That means that journalists will have the privilege of receiving the background documents before the public sees them.
Burke said the town has a good relationship with WarkTimes as well as traditional media outlets, but staff felt it was important to define the press in case of future trouble.
“If we get somebody who thinks they are the press and they could have a belief system that is fundamentally different to our strategic plan and our community beliefs, we don’t want to be treating them the same as we’re treating the CBC or CHMA or the Times & Transcript.”
Later, during the public question period, Burke suggested the bylaw definition of “press” would give council more control.
“If there was an individual, maybe it’s a blogger who’s using racist, sexist and other commentary as part of the regular reporting, how do we have the ability to push back a little bit?” he asked.

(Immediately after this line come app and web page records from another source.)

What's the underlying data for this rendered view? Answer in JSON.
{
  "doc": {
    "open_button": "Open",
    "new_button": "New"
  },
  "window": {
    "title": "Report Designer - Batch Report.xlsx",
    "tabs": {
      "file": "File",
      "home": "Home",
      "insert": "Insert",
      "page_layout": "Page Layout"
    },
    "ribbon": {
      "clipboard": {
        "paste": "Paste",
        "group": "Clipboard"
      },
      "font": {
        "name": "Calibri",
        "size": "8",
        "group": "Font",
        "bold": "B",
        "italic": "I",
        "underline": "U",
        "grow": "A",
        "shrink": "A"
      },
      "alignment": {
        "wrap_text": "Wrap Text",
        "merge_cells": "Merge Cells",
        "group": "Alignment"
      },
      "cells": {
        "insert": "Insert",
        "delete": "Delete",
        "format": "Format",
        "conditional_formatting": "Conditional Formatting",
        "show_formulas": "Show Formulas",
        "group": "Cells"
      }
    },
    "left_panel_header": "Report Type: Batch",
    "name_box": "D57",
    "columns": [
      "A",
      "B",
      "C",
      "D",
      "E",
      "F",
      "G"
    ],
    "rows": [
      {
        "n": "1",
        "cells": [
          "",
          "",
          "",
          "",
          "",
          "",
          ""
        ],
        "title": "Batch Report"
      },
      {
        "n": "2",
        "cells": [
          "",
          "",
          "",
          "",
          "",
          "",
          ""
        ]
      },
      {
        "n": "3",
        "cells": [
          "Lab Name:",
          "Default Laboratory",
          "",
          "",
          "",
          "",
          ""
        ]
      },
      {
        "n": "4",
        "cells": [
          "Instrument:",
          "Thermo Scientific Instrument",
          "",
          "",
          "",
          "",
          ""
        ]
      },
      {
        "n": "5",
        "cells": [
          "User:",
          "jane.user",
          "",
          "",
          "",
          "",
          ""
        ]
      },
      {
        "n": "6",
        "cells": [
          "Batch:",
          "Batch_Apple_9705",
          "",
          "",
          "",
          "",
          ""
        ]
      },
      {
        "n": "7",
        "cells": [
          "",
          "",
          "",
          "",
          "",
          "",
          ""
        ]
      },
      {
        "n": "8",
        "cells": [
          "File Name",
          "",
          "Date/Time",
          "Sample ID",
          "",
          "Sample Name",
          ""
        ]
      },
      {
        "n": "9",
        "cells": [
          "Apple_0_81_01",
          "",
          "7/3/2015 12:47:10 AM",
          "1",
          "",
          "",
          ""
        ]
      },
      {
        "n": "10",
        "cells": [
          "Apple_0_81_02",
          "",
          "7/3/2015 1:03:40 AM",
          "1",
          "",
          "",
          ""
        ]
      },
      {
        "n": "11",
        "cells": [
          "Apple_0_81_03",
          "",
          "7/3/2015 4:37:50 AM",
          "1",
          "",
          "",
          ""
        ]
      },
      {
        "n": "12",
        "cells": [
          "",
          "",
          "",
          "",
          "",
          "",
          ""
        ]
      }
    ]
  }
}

“Or if somebody wasn’t showing professionalism or respect with the way our meetings are conducted or how they’re respecting individual staff members or members of council.”
Earlier in the meeting, Councillor Michael Tower said the definition of “press” excluded Warktimes which, he said, is now serving as the town’s online newspaper.
He added that if problems arise in future, council could deal with them then.
“I just find it restrictive,” Tower said. “It opens the door so that we can slam it on somebody because we don’t like what they might have published or put on the Internet.”
Councillor Ken Hicks disagreed saying he saw value in the new definition of “press.”
“The difference between [an] accredited media outlet in my understanding and let’s say, a regular blogger is that the accredited person that’s reporting on behalf of the media, they have someone overtop of them that they report to, an editor or something like that,” he said.
“Where a blogger reports to themselves, so there’s considerably less accountability.”
Hicks added that he’s not saying bloggers shouldn’t be able to report on town council.
“Of course, there’s tremendous value in that, but I think it’s important that we have a guideline like this in place so that it’s not the Wild West in here, that there is rules, there is procedures to follow.”
In the end, council agreed to consider the definition of “press” as well as other changes to the organization and procedures bylaw again in September.
Here is the proposed definition: “Press” means an individual reporting on behalf of an accredited media outlet including print, radio, and television medium. (Personal, non-commercial or enthusiast websites do not qualify as accredited media.)
Bruce Wark worked in broadcasting and journalism education for more than 35 years. He was at CBC Radio for nearly 20 years as senior editor of network programs such as The World at Six and World Report. He currently writes for The New Wark Times where this story first appeared on August 4, 2021.